[Web page and app entries]
------------------------------------------------------------

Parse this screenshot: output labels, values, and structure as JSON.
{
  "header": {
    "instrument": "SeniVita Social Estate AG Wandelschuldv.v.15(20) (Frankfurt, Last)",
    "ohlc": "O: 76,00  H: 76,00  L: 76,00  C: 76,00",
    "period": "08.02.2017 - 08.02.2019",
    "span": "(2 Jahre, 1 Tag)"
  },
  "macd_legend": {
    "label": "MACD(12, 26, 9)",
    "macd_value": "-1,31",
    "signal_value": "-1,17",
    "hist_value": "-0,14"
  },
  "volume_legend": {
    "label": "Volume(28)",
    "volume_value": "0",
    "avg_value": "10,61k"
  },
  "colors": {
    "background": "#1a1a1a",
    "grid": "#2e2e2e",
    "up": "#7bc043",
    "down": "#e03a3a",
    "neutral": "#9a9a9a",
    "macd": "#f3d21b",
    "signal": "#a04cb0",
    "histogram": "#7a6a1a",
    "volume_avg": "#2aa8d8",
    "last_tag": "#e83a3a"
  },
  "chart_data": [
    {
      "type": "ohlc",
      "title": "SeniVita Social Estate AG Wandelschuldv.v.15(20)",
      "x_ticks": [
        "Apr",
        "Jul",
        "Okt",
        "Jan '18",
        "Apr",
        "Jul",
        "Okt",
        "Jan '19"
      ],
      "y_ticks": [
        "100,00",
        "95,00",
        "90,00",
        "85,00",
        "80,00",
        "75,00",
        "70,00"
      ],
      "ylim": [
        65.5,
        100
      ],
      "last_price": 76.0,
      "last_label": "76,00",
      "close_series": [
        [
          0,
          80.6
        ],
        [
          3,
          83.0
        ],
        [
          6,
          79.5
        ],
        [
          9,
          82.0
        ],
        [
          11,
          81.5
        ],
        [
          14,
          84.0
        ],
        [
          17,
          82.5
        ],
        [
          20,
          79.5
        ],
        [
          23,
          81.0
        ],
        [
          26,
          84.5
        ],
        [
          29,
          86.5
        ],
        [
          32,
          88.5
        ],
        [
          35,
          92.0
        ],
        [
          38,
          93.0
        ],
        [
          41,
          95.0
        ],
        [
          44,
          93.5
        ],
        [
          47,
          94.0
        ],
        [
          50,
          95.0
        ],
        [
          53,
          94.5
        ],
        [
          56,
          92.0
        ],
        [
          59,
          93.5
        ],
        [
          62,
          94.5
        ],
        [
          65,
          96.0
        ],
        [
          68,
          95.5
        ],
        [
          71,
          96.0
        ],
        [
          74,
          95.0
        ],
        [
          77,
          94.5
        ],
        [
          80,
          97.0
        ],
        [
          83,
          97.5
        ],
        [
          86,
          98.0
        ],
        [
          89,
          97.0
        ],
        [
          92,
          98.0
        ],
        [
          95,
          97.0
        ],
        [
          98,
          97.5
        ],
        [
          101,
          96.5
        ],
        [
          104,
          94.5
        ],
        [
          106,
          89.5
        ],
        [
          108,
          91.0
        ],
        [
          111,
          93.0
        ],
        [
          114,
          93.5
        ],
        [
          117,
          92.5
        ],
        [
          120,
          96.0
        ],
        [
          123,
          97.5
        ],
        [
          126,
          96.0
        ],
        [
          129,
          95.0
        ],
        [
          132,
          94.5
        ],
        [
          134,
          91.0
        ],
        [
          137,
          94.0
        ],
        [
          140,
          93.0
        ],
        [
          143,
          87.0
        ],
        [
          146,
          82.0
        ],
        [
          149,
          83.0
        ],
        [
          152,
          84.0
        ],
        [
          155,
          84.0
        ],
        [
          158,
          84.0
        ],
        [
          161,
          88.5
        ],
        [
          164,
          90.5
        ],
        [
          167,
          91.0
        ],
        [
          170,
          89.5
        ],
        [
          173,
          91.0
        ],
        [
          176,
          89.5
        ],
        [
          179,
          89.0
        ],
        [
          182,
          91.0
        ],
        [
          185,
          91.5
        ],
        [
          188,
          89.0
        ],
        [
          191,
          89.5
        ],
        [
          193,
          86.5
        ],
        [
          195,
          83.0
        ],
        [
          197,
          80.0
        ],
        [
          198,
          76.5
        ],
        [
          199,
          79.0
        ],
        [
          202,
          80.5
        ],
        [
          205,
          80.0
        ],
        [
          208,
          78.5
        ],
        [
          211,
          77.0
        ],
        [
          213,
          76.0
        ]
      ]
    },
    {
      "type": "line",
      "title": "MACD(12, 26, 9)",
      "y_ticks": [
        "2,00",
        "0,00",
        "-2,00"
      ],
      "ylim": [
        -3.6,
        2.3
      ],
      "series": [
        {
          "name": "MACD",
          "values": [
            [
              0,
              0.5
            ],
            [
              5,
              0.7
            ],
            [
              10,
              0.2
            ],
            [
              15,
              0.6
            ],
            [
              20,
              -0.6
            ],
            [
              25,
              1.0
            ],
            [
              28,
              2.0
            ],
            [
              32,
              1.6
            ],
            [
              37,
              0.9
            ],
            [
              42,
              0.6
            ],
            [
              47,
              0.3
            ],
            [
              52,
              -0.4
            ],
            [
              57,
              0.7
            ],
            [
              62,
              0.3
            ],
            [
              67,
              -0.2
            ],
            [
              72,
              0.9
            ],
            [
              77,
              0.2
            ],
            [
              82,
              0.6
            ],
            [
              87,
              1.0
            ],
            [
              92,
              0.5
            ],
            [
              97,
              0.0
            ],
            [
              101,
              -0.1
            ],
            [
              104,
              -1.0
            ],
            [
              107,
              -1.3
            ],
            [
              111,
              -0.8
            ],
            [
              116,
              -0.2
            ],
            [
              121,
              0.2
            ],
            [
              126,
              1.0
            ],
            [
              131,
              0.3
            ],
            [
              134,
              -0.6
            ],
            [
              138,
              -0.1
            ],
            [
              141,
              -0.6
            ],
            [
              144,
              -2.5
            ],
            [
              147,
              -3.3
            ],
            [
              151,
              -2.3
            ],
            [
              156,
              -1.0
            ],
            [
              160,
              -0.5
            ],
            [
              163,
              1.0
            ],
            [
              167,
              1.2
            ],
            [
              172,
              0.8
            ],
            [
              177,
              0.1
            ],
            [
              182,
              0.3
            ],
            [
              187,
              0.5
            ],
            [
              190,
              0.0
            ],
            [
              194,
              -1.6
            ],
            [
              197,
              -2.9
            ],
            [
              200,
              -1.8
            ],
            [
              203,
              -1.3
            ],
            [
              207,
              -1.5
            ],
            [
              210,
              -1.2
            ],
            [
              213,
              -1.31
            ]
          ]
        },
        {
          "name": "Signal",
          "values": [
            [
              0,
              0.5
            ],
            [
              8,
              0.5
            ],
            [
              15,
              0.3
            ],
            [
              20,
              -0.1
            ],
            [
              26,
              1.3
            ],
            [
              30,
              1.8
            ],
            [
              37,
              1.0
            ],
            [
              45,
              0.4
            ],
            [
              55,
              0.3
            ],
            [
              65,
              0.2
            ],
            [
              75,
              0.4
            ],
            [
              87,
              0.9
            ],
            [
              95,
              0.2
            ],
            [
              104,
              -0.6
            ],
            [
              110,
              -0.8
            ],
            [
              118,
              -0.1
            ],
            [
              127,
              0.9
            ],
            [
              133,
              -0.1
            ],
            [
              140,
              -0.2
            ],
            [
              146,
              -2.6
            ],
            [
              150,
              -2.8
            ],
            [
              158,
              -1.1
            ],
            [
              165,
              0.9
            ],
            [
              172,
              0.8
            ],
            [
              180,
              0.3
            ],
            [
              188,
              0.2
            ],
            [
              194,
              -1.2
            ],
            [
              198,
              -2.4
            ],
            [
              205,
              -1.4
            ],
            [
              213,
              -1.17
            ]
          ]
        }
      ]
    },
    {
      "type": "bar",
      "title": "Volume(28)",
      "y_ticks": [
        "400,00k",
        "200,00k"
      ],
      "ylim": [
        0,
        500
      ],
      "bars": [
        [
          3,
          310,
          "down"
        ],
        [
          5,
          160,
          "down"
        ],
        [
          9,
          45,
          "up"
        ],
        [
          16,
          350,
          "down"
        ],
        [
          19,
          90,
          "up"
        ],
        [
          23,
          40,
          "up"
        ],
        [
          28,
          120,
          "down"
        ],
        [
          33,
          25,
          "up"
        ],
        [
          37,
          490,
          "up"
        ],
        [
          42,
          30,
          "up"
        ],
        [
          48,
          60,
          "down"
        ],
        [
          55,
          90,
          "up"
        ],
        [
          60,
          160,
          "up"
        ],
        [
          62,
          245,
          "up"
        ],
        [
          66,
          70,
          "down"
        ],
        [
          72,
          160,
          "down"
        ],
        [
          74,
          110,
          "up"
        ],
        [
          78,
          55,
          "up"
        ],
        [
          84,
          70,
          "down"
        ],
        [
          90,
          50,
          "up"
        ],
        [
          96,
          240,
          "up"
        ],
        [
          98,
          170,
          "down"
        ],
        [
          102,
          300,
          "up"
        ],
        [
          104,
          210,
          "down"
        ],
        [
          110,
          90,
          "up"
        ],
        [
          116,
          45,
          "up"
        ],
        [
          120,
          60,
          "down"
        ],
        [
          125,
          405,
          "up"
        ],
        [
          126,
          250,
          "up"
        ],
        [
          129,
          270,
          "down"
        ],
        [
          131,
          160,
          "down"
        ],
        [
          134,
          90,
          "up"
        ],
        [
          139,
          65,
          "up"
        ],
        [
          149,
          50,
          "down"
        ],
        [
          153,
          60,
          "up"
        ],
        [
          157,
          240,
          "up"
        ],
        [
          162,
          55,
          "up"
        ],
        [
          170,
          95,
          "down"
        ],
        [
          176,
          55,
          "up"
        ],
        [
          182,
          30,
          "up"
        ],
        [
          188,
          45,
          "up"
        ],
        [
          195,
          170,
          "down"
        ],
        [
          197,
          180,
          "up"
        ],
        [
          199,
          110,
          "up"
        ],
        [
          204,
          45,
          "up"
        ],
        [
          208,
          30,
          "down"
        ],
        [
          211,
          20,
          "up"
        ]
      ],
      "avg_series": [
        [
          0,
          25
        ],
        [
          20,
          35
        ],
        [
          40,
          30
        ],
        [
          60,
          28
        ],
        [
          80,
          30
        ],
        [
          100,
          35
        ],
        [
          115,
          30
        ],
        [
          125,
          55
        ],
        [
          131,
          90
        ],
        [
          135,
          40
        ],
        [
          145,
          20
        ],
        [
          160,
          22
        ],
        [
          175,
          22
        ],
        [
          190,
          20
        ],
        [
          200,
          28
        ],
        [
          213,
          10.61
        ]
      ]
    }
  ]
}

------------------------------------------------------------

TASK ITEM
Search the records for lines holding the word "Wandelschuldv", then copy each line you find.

SOLUTION FOR THIS EXERCISE
    "instrument": "SeniVita Social Estate AG Wandelschuldv.v.15(20) (Frankfurt, Last)",
      "title": "SeniVita Social Estate AG Wandelschuldv.v.15(20)",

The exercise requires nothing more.